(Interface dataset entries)
※

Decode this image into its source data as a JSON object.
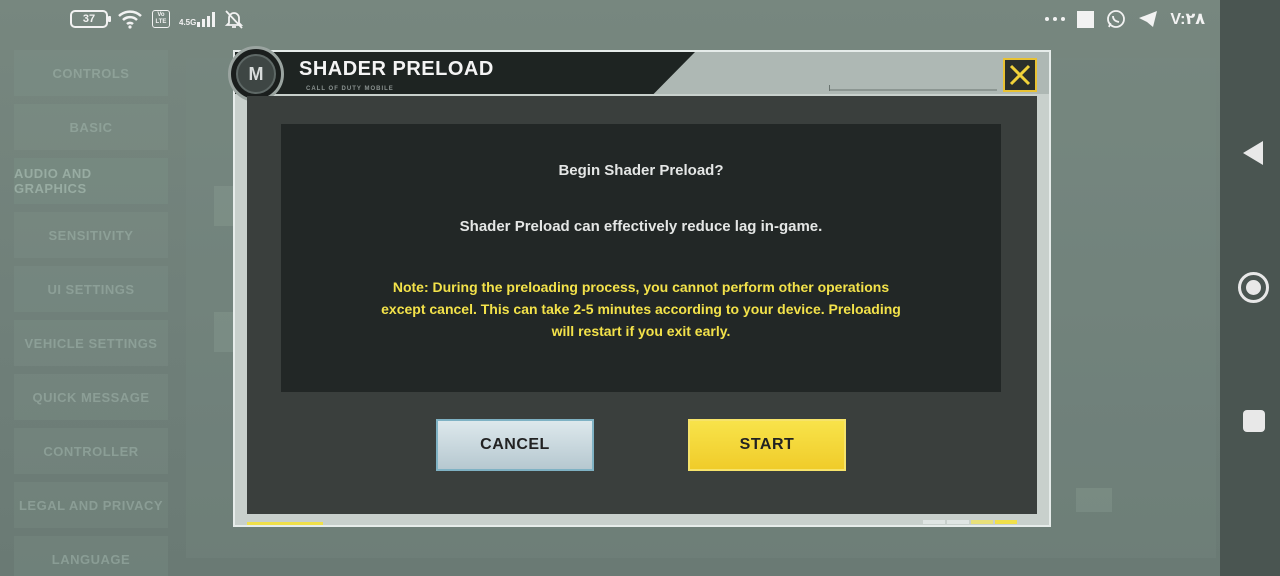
{
  "status_bar": {
    "battery": "37",
    "network": "4.5G",
    "volte": "Vo LTE",
    "time": "V:۲۸"
  },
  "background_menu": {
    "items": [
      {
        "label": "CONTROLS",
        "active": false
      },
      {
        "label": "BASIC",
        "active": false
      },
      {
        "label": "AUDIO AND GRAPHICS",
        "active": true
      },
      {
        "label": "SENSITIVITY",
        "active": false
      },
      {
        "label": "UI SETTINGS",
        "active": false
      },
      {
        "label": "VEHICLE SETTINGS",
        "active": false
      },
      {
        "label": "QUICK MESSAGE",
        "active": false
      },
      {
        "label": "CONTROLLER",
        "active": false
      },
      {
        "label": "LEGAL AND PRIVACY",
        "active": false
      },
      {
        "label": "LANGUAGE",
        "active": false
      }
    ]
  },
  "dialog": {
    "title": "SHADER PRELOAD",
    "subtitle": "CALL OF DUTY MOBILE",
    "logo_letter": "M",
    "message_title": "Begin Shader Preload?",
    "message_body": "Shader Preload can effectively reduce lag in-game.",
    "note_lines": [
      "Note: During the preloading process, you cannot perform other operations",
      "except cancel. This can take 2-5 minutes according to your device. Preloading",
      "will restart if you exit early."
    ],
    "cancel_label": "CANCEL",
    "start_label": "START"
  },
  "colors": {
    "accent_yellow": "#f0e04a",
    "note_yellow": "#f3e24a",
    "panel_dark": "#222726",
    "cancel_border": "#7fb2c4"
  },
  "icons": {
    "close": "close-x-icon",
    "wifi": "wifi-icon",
    "mute": "bell-off-icon",
    "whatsapp": "whatsapp-icon",
    "telegram": "telegram-icon",
    "nav_back": "back-triangle-icon",
    "nav_home": "home-circle-icon",
    "nav_recent": "recent-square-icon"
  }
}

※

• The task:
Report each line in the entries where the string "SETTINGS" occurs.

• Completed task:
        "label": "UI SETTINGS",
        "label": "VEHICLE SETTINGS",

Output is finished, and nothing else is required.